**Material shown**
━━━━━━━━

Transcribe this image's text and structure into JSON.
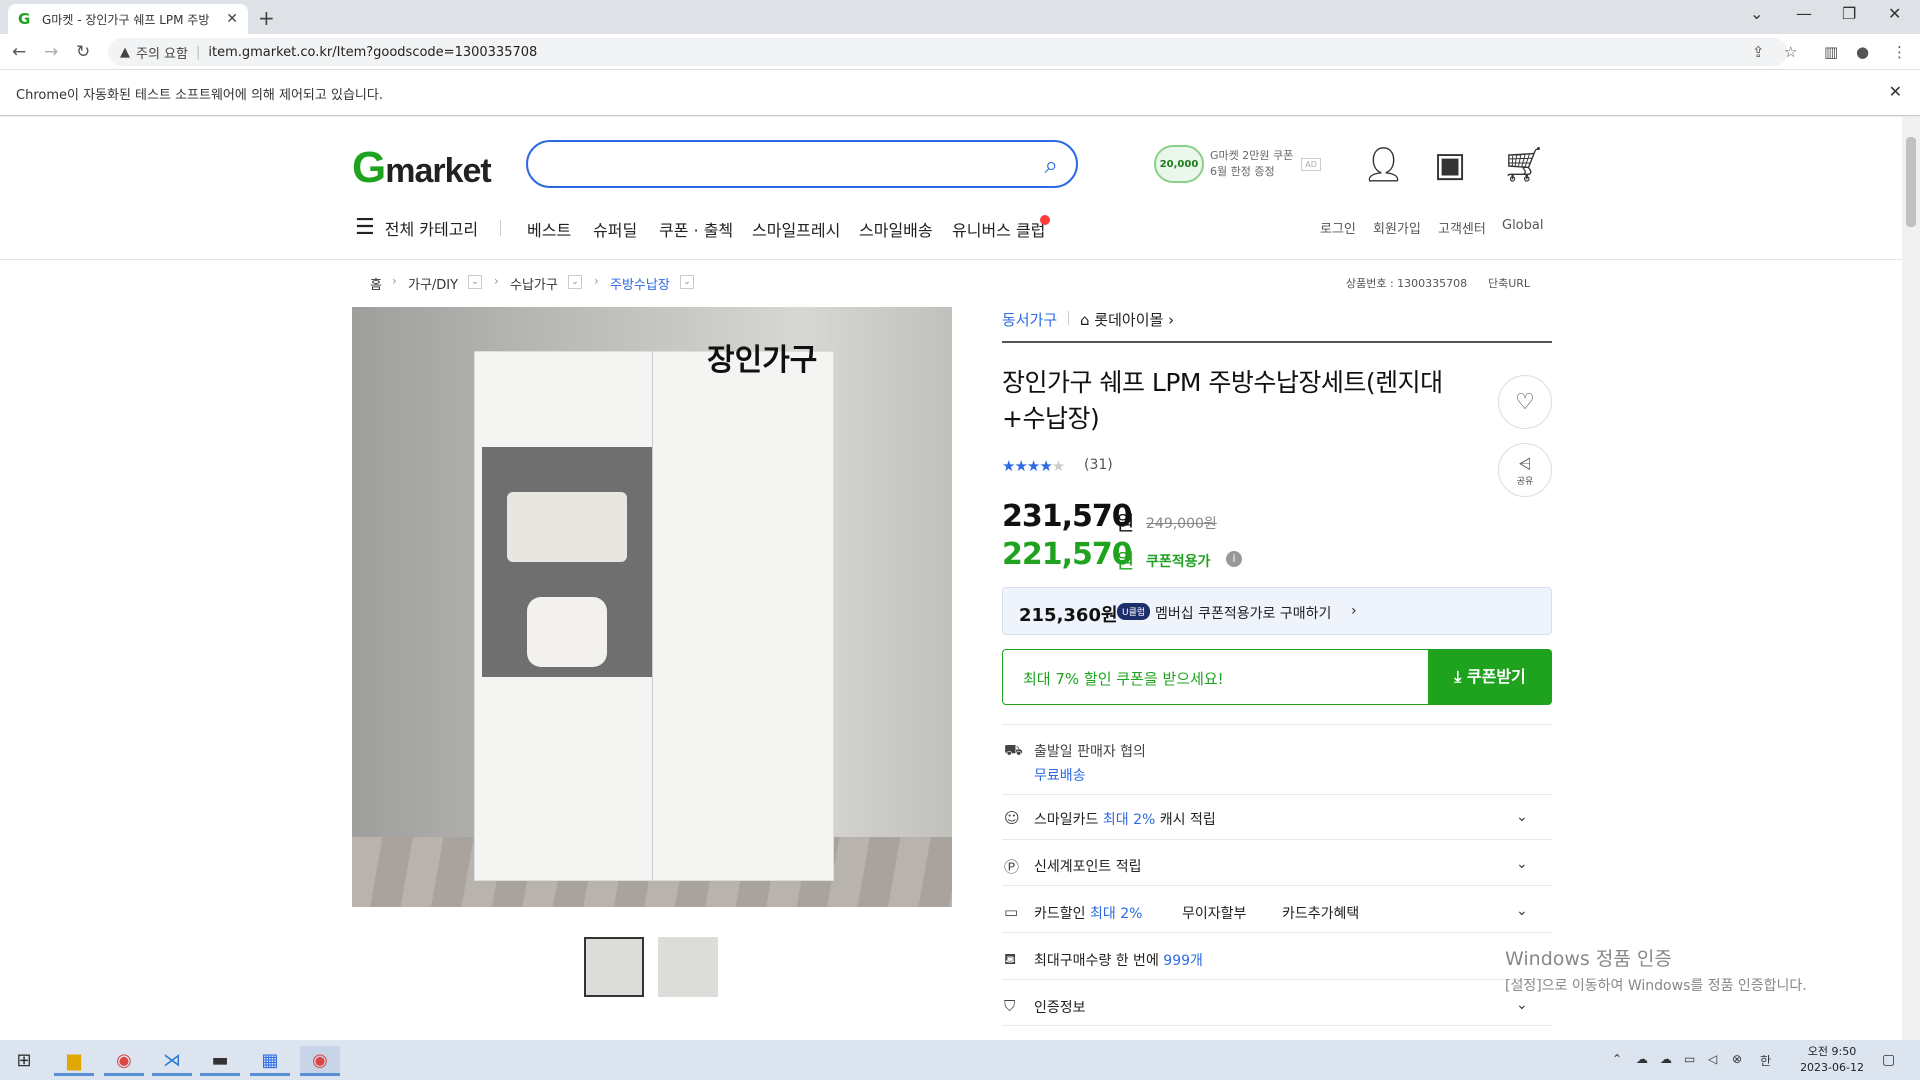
{
  "browser": {
    "tab_title": "G마켓 - 장인가구 쉐프 LPM 주방",
    "tab_favicon": "G",
    "new_tab": "+",
    "security_label": "주의 요함",
    "url": "item.gmarket.co.kr/Item?goodscode=1300335708",
    "infobar_text": "Chrome이 자동화된 테스트 소프트웨어에 의해 제어되고 있습니다."
  },
  "header": {
    "logo_g": "G",
    "logo_rest": "market",
    "promo_coin": "20,000",
    "promo_line1": "G마켓 2만원 쿠폰",
    "promo_line2": "6월 한정 증정",
    "promo_ad": "AD"
  },
  "nav": {
    "all_categories": "전체 카테고리",
    "links": [
      "베스트",
      "슈퍼딜",
      "쿠폰 · 출첵",
      "스마일프레시",
      "스마일배송",
      "유니버스 클럽"
    ],
    "utility": [
      "로그인",
      "회원가입",
      "고객센터",
      "Global"
    ]
  },
  "breadcrumb": {
    "items": [
      "홈",
      "가구/DIY",
      "수납가구",
      "주방수납장"
    ],
    "product_no": "상품번호 : 1300335708",
    "short_url": "단축URL"
  },
  "image": {
    "brand_text": "장인가구"
  },
  "product": {
    "seller": "동서가구",
    "store": "롯데아이몰",
    "title": "장인가구 쉐프 LPM 주방수납장세트(렌지대+수납장)",
    "review_count": "(31)",
    "rating": 4,
    "price": "231,570",
    "price_unit": "원",
    "original_price": "249,000원",
    "coupon_price": "221,570",
    "coupon_price_unit": "원",
    "coupon_label": "쿠폰적용가",
    "share_label": "공유",
    "member_price": "215,360원",
    "member_badge": "U클럽",
    "member_text": "멤버십 쿠폰적용가로 구매하기",
    "coupon_banner": "최대 7% 할인 쿠폰을 받으세요!",
    "coupon_button": "쿠폰받기",
    "shipping_line": "출발일 판매자 협의",
    "shipping_free": "무료배송",
    "smilecard_pre": "스마일카드",
    "smilecard_hl": "최대 2%",
    "smilecard_post": "캐시 적립",
    "shinsegae": "신세계포인트 적립",
    "card_pre": "카드할인",
    "card_hl": "최대 2%",
    "card_install": "무이자할부",
    "card_extra": "카드추가혜택",
    "max_pre": "최대구매수량 한 번에",
    "max_hl": "999개",
    "cert": "인증정보"
  },
  "watermark": {
    "line1": "Windows 정품 인증",
    "line2": "[설정]으로 이동하여 Windows를 정품 인증합니다."
  },
  "taskbar": {
    "ime": "한",
    "time": "오전 9:50",
    "date": "2023-06-12"
  },
  "colors": {
    "brand_green": "#1fa31f",
    "accent_blue": "#2d6ae3"
  }
}
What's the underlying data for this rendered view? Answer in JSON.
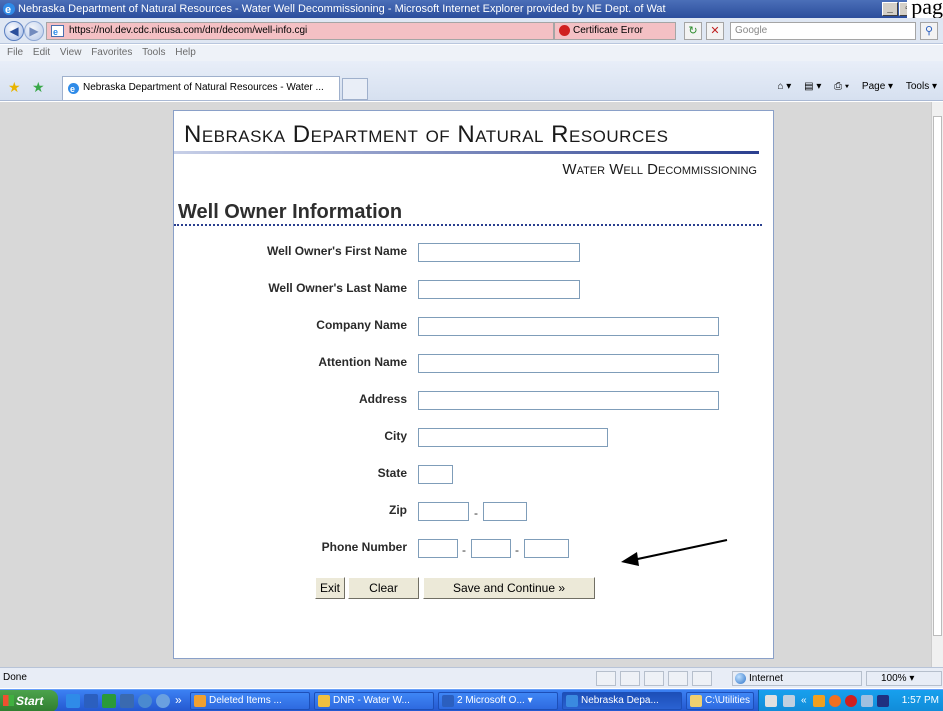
{
  "window": {
    "title": "Nebraska Department of Natural Resources - Water Well Decommissioning - Microsoft Internet Explorer provided by NE Dept. of Wat",
    "minimize": "_",
    "restore": "▫",
    "close": "x",
    "overlay_text": "pag"
  },
  "nav": {
    "back_icon": "back-arrow-icon",
    "forward_icon": "forward-arrow-icon",
    "url": "https://nol.dev.cdc.nicusa.com/dnr/decom/well-info.cgi",
    "certificate_error": "Certificate Error",
    "search_placeholder": "Google",
    "refresh_glyph": "↻",
    "stop_glyph": "✕",
    "search_glyph": "⚲"
  },
  "menu": [
    "File",
    "Edit",
    "View",
    "Favorites",
    "Tools",
    "Help"
  ],
  "tab": {
    "label": "Nebraska Department of Natural Resources - Water ..."
  },
  "commands": {
    "home": "⌂ ▾",
    "feeds": "▤ ▾",
    "print": "⎙ ▾",
    "page": "Page ▾",
    "tools": "Tools ▾"
  },
  "page": {
    "banner_title": "Nebraska Department of Natural Resources",
    "banner_subtitle": "Water Well Decommissioning",
    "section_title": "Well Owner Information",
    "fields": {
      "first_name": {
        "label": "Well Owner's First Name",
        "value": ""
      },
      "last_name": {
        "label": "Well Owner's Last Name",
        "value": ""
      },
      "company": {
        "label": "Company Name",
        "value": ""
      },
      "attention": {
        "label": "Attention Name",
        "value": ""
      },
      "address": {
        "label": "Address",
        "value": ""
      },
      "city": {
        "label": "City",
        "value": ""
      },
      "state": {
        "label": "State",
        "value": ""
      },
      "zip": {
        "label": "Zip",
        "value": ""
      },
      "phone": {
        "label": "Phone Number",
        "value": ""
      }
    },
    "dash": "-",
    "buttons": {
      "exit": "Exit",
      "clear": "Clear",
      "save": "Save and Continue »"
    }
  },
  "status": {
    "text": "Done",
    "zone": "Internet",
    "zoom": "100%"
  },
  "taskbar": {
    "start": "Start",
    "chevron": "»",
    "tasks": [
      {
        "label": "Deleted Items ...",
        "color": "#f0a030"
      },
      {
        "label": "DNR - Water W...",
        "color": "#f0c040"
      },
      {
        "label": "2 Microsoft O... ▾",
        "color": "#2b5fbf"
      },
      {
        "label": "Nebraska Depa...",
        "color": "#3a8ae0"
      },
      {
        "label": "C:\\Utilities",
        "color": "#f0d070"
      }
    ],
    "tray_chevron": "«",
    "clock": "1:57 PM"
  },
  "colors": {
    "accent": "#2a3f8f",
    "address_error": "#f4c0c4"
  }
}
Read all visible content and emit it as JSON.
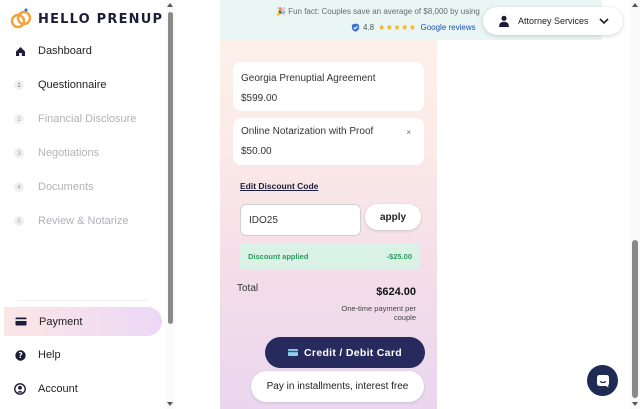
{
  "app": {
    "name": "HELLO PRENUP"
  },
  "sidebar": {
    "items": [
      {
        "label": "Dashboard",
        "icon": "home-icon"
      },
      {
        "label": "Questionnaire",
        "step": "1"
      },
      {
        "label": "Financial Disclosure",
        "step": "2"
      },
      {
        "label": "Negotiations",
        "step": "3"
      },
      {
        "label": "Documents",
        "step": "4"
      },
      {
        "label": "Review & Notarize",
        "step": "5"
      }
    ],
    "bottom": [
      {
        "label": "Payment",
        "icon": "card-icon",
        "active": true
      },
      {
        "label": "Help",
        "icon": "help-icon"
      },
      {
        "label": "Account",
        "icon": "account-icon"
      }
    ]
  },
  "banner": {
    "fun_fact": "🎉  Fun fact: Couples save an average of $8,000 by using",
    "rating": "4.8",
    "stars": "★★★★★",
    "rating_source": "Google reviews"
  },
  "header": {
    "attorney_services": "Attorney Services"
  },
  "order": {
    "items": [
      {
        "name": "Georgia Prenuptial Agreement",
        "price": "$599.00"
      },
      {
        "name": "Online Notarization with Proof",
        "price": "$50.00",
        "remove": "×"
      }
    ],
    "edit_discount": "Edit Discount Code",
    "discount_code": "IDO25",
    "apply_label": "apply",
    "discount_applied_label": "Discount applied",
    "discount_amount": "-$25.00",
    "total_label": "Total",
    "total_value": "$624.00",
    "total_note": "One-time payment per couple",
    "pay_card_label": "Credit / Debit Card",
    "pay_installments_label": "Pay in installments, interest free"
  },
  "colors": {
    "accent_dark": "#272a5c",
    "banner_bg": "#e9f6f3",
    "discount_green": "#2e9a5e",
    "star_gold": "#f2b01e"
  }
}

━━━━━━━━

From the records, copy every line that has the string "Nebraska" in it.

    "title": "Nebraska Department of Natural Resources - Water Well Decommissioning - Microsoft Internet Explorer provided by NE Dept. of Wat",
    "label": "Nebraska Department of Natural Resources - Water ..."
    "banner_title": "Nebraska Department of Natural Resources",
        "label": "Nebraska Depa...",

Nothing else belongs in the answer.